Coalition urges end to youth executions: In Roper v. Simmons

August 10, 2004

A wide array of nearly 30 religious groups has called upon the U.S. Supreme Court to outlaw the execution of minors. The high court is expected to hear oral arguments in a juvenile death penalty case when its new term opens in the fall.

Denominations that sometimes find little theological common ground joined on July 19 to submit a friend-of-the-court brief in Roper v. Simmons. They urged the court to heed “evolving standards of decency” and stop states from applying the death penalty to youths under 18 years old.

Signatories to the brief include the U.S. Conference of Catholic Bishops, the Greek Orthodox Church, the United Methodist Church, the Presbyterian Church, the American Jewish Committee, the Buddhist Peace Fellowship and the Muslim Public Affairs Council.

“We are pleased that representatives of a broad cross section of religious groups in the United States— reflecting Christian, Jewish, Muslim and Buddhist traditions—have joined in this effort,” said Cardinal Theodore McCarrick, archbishop of Washington and chairman of the USCCB Domestic Policy Committee.

“It is our shared conviction that because of their age, juveniles lack the psychological maturity and judgment of adults and therefore should not be treated as adults for purposes of capital crimes,” the cardinal said.

Rabbi David Saperstein, director of the Religious Action Center of Reform Judaism, said that “every major Jewish denomination is fundamentally opposed to the death penalty for minors” and that six other Jewish organizations have signed on to the brief.

Fifteen briefs opposing the death penalty for juveniles have been filed. Signatories include 48 nations, 18 Nobel Peace Prize laureates and a host of human rights, medical and legal groups.

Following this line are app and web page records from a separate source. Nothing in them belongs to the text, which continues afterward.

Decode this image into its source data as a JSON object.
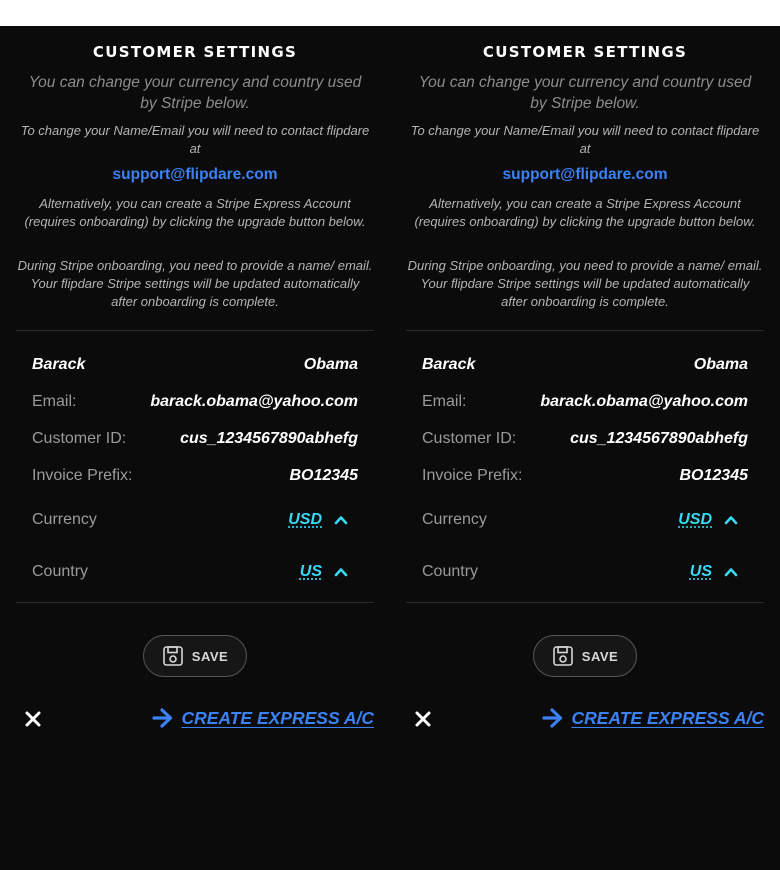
{
  "panels": [
    {
      "title": "CUSTOMER SETTINGS",
      "subtitle": "You can change your currency and country used by Stripe below.",
      "contact_note": "To change your Name/Email you will need to contact flipdare at",
      "support_email": "support@flipdare.com",
      "express_note": "Alternatively, you can create a Stripe Express Account (requires onboarding) by clicking the upgrade button below.",
      "onboarding_note": "During Stripe onboarding, you need to provide a name/ email. Your flipdare Stripe settings will be updated automatically after onboarding is complete.",
      "first_name": "Barack",
      "last_name": "Obama",
      "email_label": "Email:",
      "email_value": "barack.obama@yahoo.com",
      "customer_id_label": "Customer ID:",
      "customer_id_value": "cus_1234567890abhefg",
      "invoice_prefix_label": "Invoice Prefix:",
      "invoice_prefix_value": "BO12345",
      "currency_label": "Currency",
      "currency_value": "USD",
      "country_label": "Country",
      "country_value": "US",
      "save_label": "SAVE",
      "create_express_label": "CREATE EXPRESS A/C"
    },
    {
      "title": "CUSTOMER SETTINGS",
      "subtitle": "You can change your currency and country used by Stripe below.",
      "contact_note": "To change your Name/Email you will need to contact flipdare at",
      "support_email": "support@flipdare.com",
      "express_note": "Alternatively, you can create a Stripe Express Account (requires onboarding) by clicking the upgrade button below.",
      "onboarding_note": "During Stripe onboarding, you need to provide a name/ email. Your flipdare Stripe settings will be updated automatically after onboarding is complete.",
      "first_name": "Barack",
      "last_name": "Obama",
      "email_label": "Email:",
      "email_value": "barack.obama@yahoo.com",
      "customer_id_label": "Customer ID:",
      "customer_id_value": "cus_1234567890abhefg",
      "invoice_prefix_label": "Invoice Prefix:",
      "invoice_prefix_value": "BO12345",
      "currency_label": "Currency",
      "currency_value": "USD",
      "country_label": "Country",
      "country_value": "US",
      "save_label": "SAVE",
      "create_express_label": "CREATE EXPRESS A/C"
    }
  ],
  "colors": {
    "background": "#0b0b0b",
    "link": "#3b82f6",
    "select_value": "#38d9f5",
    "muted_text": "#8c8c8c"
  },
  "icons": {
    "save": "floppy-disk-icon",
    "close": "close-icon",
    "arrow": "arrow-right-icon",
    "chevron": "chevron-up-icon"
  }
}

But a lawyers group representing six states that allow the execution of murderers who were 16 and 17 when they committed the crime filed a brief arguing that the practice should continue. These lawyers represent Alabama, Delaware, Oklahoma, Texas, Utah and Virginia, which are among the 19 states that allow the execution of 16- and 17-year-old killers. –Religion News Service